[I wrote this as an exercise last year and I kind of liked it. That’s all. Ain’t that what blogs are for?]
My mother reports that I arrived in this world one and a half weeks past due, at 11:00 am on a Saturday. This is the time I’ve awoken, sans-alarm clock, for as long as I can remember. In middle school, my friends changed the meaning of “EST” to mean “Ewing Standard Time,” which averaged 30 minutes behind the clock time of whatever time zone myself or one of my parents occupied. From that first dance recital onward, I’ve told my family that events start an hour before they actually do, and I’m aware and grateful that my friends do this to me. One time the priest at the 65-parishioner church in our 900-person town made a pointed sermon about being on time for God, very obviously not to looking in the direction of the pew where my mother and our brood had shuffled to fifteen minutes into the service. Because, you see, it’s inherited. I am a late person in a long line of late people. On behalf of multiple generations, let me beg your pardon.
I know the arguments, they are solid. Tardiness is evidence of a lack of respect. If you make someone wait for you, it means you don’t care about them. If you can’t get off your butt or stop what you are doing ten minutes earlier, you clearly think your time is worth more than everyone else’s. It’s hubris, disregard. It’s all the things that break personal bonds and endanger the social order. Except, it’s not. Not really.
The problem is not the respect between the late and the on time. Given the choice, I would not select living in a state of perpetually asking forgiveness. I left Catholicism when I left my little hometown, much for this reason. There is no satisfaction in crashing through a door, being greeted with annoyed stares and eye rolls. I know, I know it’s the worst.
So why, the earlies ask, why don’t you just not be late? Well, I’ll tell you.

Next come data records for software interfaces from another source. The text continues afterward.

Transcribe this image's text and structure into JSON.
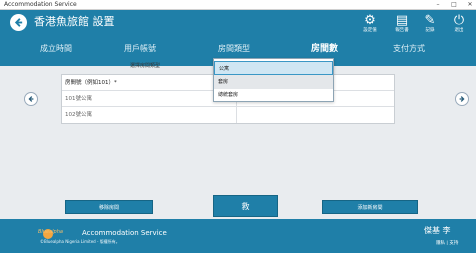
{
  "window": {
    "title": "Accommodation Service",
    "minimize": "–",
    "maximize": "□",
    "close": "✕"
  },
  "header": {
    "title": "香港魚旅館 設置",
    "tools": [
      {
        "label": "設定值",
        "icon": "gear-icon",
        "glyph": "⚙"
      },
      {
        "label": "報告書",
        "icon": "report-icon",
        "glyph": "▤"
      },
      {
        "label": "記錄",
        "icon": "log-icon",
        "glyph": "✎"
      },
      {
        "label": "退出",
        "icon": "power-icon",
        "glyph": "⏻"
      }
    ]
  },
  "tabs": [
    {
      "label": "成立時間"
    },
    {
      "label": "用戶帳號"
    },
    {
      "label": "房間類型"
    },
    {
      "label": "房間數"
    },
    {
      "label": "支付方式"
    }
  ],
  "main": {
    "subtitle": "選擇房間類型",
    "column_header": "房間號（例如101）*",
    "rows": [
      "101號公寓",
      "102號公寓"
    ]
  },
  "dropdown": {
    "options": [
      "公寓",
      "套房",
      "總統套房"
    ],
    "selected": "公寓"
  },
  "buttons": {
    "delete": "移除房間",
    "save": "救",
    "add": "添加新房間"
  },
  "footer": {
    "brand": "Bluealpha",
    "service": "Accommodation Service",
    "copyright": "©Bluealpha Nigeria Limited - 版權所有。",
    "user": "傑基 李",
    "links": "隱私 | 支持"
  },
  "colors": {
    "primary": "#1f7fa8",
    "background": "#e9ecef",
    "accent": "#f3a640"
  }
}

The problem is not respect for others. The problem is time itself, or at least, how it operates in our dumb late brains. I don’t think my adolescent friends were all that far off when they gave us Ewings our own time zone. The only inaccuracy was the word standard. For some people, time is standard: a force in the universe, a steady ticking line that pulls us through our existence at a constant rate. But for the lates, time is an organic mass; a gelatinous blob through which we trudge and slip to find our wavering route through from Christmas to Christmas. Time is something we are continually chasing after or crawling through, with all the consistency of a dream.
How could thirty minutes on a treadmill be the same length as a half hour massage? A week of work is in no way the same duration as a week’s vacation, or a week of unemployment. How about the span of your childhood vs. the span of your kids’? Impossible. The numbers look the same, but we know better. Somehow, when I try to line up the tasks that will get me from my bed to the door, time stretches out like a piece of gum trying to accommodate them all. Then: I remember the dishwasher. The compost needs turning and I need, need to send that reference letter TODAY if my old intern is going to get her new job. I hold my breath, begging the fickleness of time to work with me, this once. Sometimes, it does. I accomplish everything and still make it across the threshold of my appointment with thirty seconds to spare. But not always. Not usually.
So please, forgive us a little. I have the utmost respect for you and know only too well that your life is ticking by at an ever increasing rate, and there’s no excuse for taking that ten minutes from you and replacing it with annoyance. It could be worse, though. Those ten minutes could have evaporated completely. You could have been enjoying a fall afternoon and be struck with the sudden panic that two hours have elapsed without letting you know. You could feel as if your life has been pieced together by a drunk editor.
I would like to propose, though, that a fault in one area can be a boon in another. If you need someone to hyper-focus on a project, ignoring overtime hours ticking by: I’m your girl. I will always stay late to help clean up. If you require the patient, content companionship that only the time-challenged possess, I will keep you company, tricking my brain into losing an extra five, ten, fifteen minutes doing some soothingly repetitive task. I have learned to control this in some ways and am looking to leverage it as a superpower.
If you need to be late, for whatever reason, I can wait, because when time ebbs and flows giddily around us, it’s impossible to feel it is wasted. It took me ten years of adulthood to decide what to be when I grew up, but it could not have happened any other way. Those days when you feel an all night conversation coming on, give your tardy friends a call. There’s nothing we love more than whiling away a few hours.